*Work required*: Using the listing below, show all lines that hold the word "this".

*Records shown*:
- Opening Delimiter -

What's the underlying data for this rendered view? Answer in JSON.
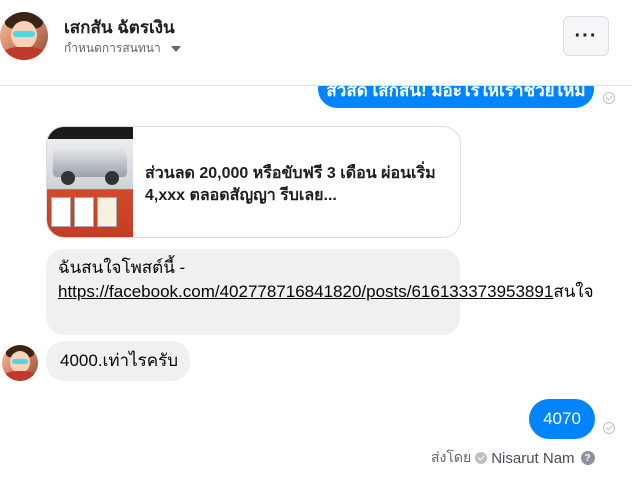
{
  "header": {
    "contact_name": "เสกสัน ฉัตรเงิน",
    "conversation_settings": "กำหนดการสนทนา",
    "more_label": "···"
  },
  "messages": {
    "greeting": "สวัสดี เสกสัน! มีอะไรให้เราช่วยไหม",
    "card_text": "ส่วนลด 20,000 หรือขับฟรี 3 เดือน ผ่อนเริ่ม 4,xxx ตลอดสัญญา รีบเลย...",
    "interest_prefix": "ฉันสนใจโพสต์นี้ -",
    "interest_link": "https://facebook.com/402778716841820/posts/616133373953891",
    "interest_suffix": "สนใจ",
    "price_question": "4000.เท่าไรครับ",
    "reply": "4070"
  },
  "footer": {
    "sent_by_label": "ส่งโดย",
    "sender_name": "Nisarut Nam",
    "help_glyph": "?"
  },
  "colors": {
    "accent": "#0084ff",
    "incoming_bubble": "#f1f0f0"
  }
}
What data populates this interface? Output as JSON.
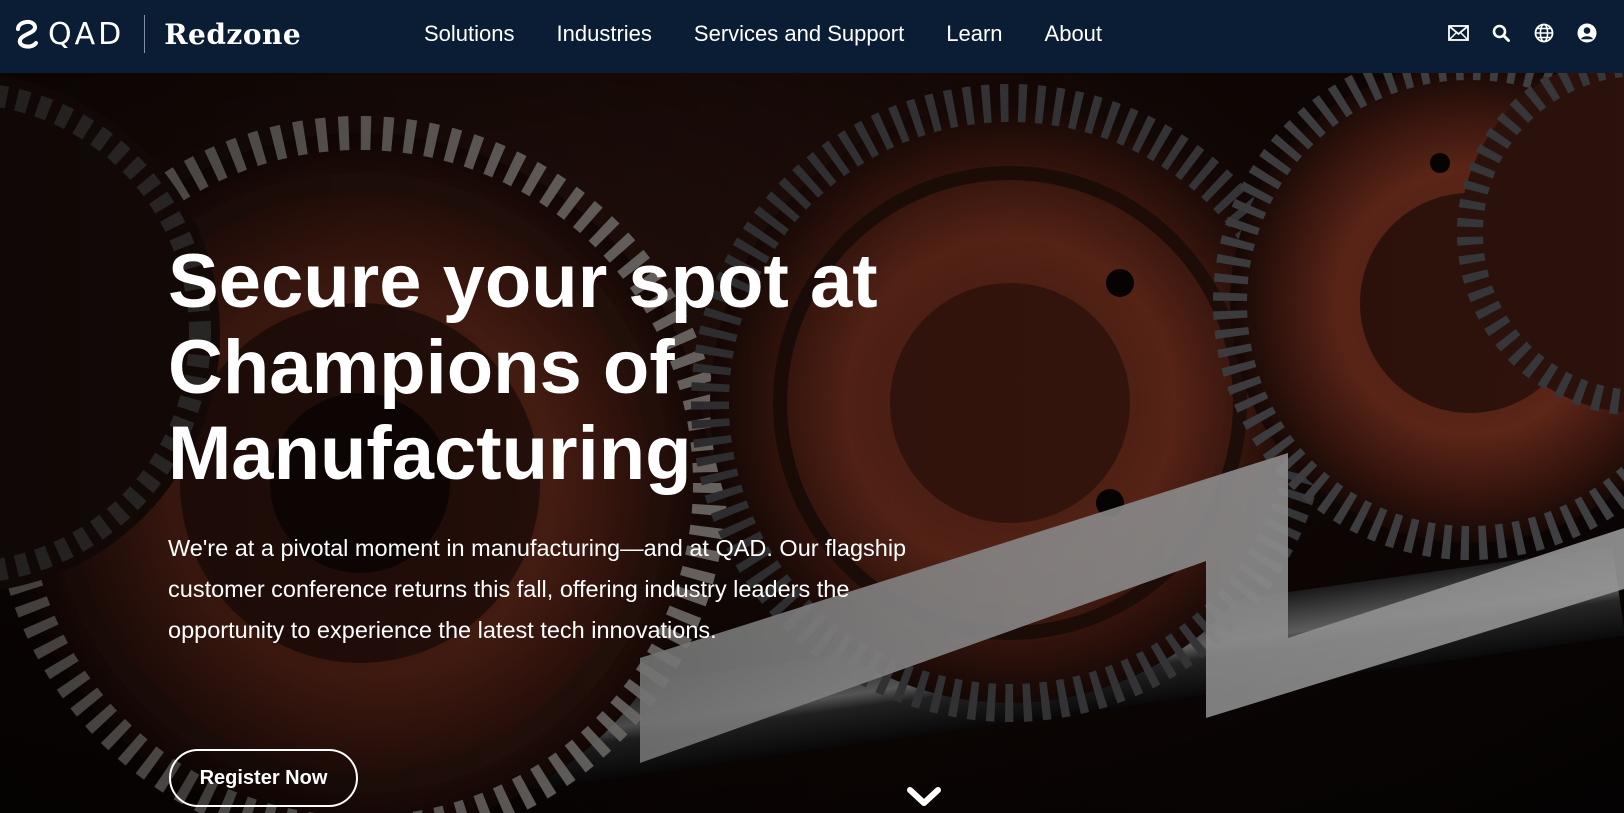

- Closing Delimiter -

*Answer space*:
What's the underlying data for this rendered view? Answer in JSON.
What data populates this interface? Output as JSON.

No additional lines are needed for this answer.